beanbag, for operative fixation of the unstable T9 vertebral fracture. Two-level spinal fixation
from T8-T10 was performed using a titanium locking plate system (THOR™, Stryker, Allendale, NJ), through a less-invasive postero-lateral approach, click here as previously described . A tracheostomy was performed in the same session, due to the requirement of prolonged ventilation in the SICU. The postoperative chest radiographs demonstrates the plate fixation of bilateral clavicles, sternum, and thoracic spine (Figure 7A). The patient tolerated the surgical procedures well and remained enough hemodynamically stable throughout the case. He was weaned from mechanical ventilation, and the chest tubes were appropriately removed.

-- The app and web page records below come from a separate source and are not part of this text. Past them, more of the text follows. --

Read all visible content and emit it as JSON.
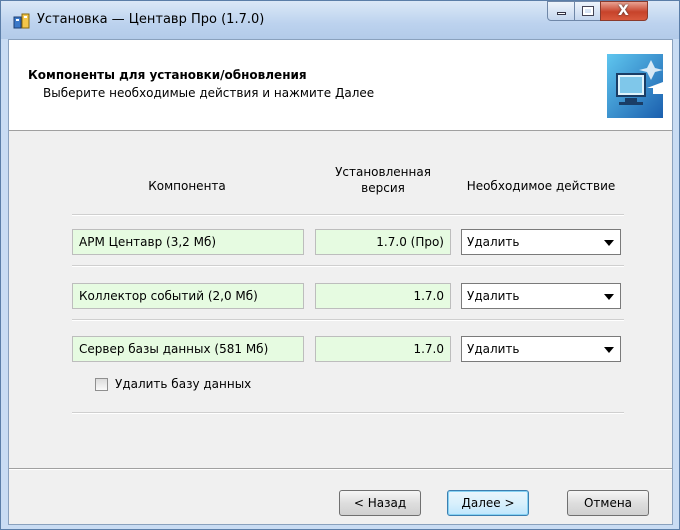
{
  "window": {
    "title": "Установка — Центавр Про (1.7.0)",
    "controls": {
      "minimize": "minimize-icon",
      "maximize": "maximize-icon",
      "close": "X"
    }
  },
  "header": {
    "title": "Компоненты для установки/обновления",
    "subtitle": "Выберите необходимые действия и нажмите Далее",
    "icon": "computer-arrow-icon"
  },
  "columns": {
    "component": "Компонента",
    "version_line1": "Установленная",
    "version_line2": "версия",
    "action": "Необходимое действие"
  },
  "components": [
    {
      "name": "АРМ Центавр (3,2 Мб)",
      "version": "1.7.0 (Про)",
      "action": "Удалить"
    },
    {
      "name": "Коллектор событий (2,0 Мб)",
      "version": "1.7.0",
      "action": "Удалить"
    },
    {
      "name": "Сервер базы данных (581 Мб)",
      "version": "1.7.0",
      "action": "Удалить"
    }
  ],
  "delete_db": {
    "label": "Удалить базу данных",
    "checked": false
  },
  "buttons": {
    "back": "< Назад",
    "next": "Далее >",
    "cancel": "Отмена"
  },
  "colors": {
    "field_bg": "#e6fbe1",
    "title_bar": "#c9dcf3",
    "close_button": "#c7432b"
  }
}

The patient was transferred to an acute rehabilitative facility on postoperative day 16. Figure 7 Radiographic documentation demonstrating the sternal fracture and T9 spine fixation in antero-posterior chest X-ray (A), and in the lateral plane at 6 months follow-up (B). The patient was readmitted three weeks later, 6 weeks post injury, for acute fever, chills, and night sweats, in conjunction with increased oxygen requirement. A right-side chest drain was placed which showed purulent drainage, and the patient was diagnosed with a pleural empyema, likely related to a retained hemothorax. He underwent a video-assisted thoracoscopic pleural decortication. Two 32 French pleural chest drains were placed intraoperatively. The patient recovered well from the procedure, and he was treated with adjunctive antibiotics.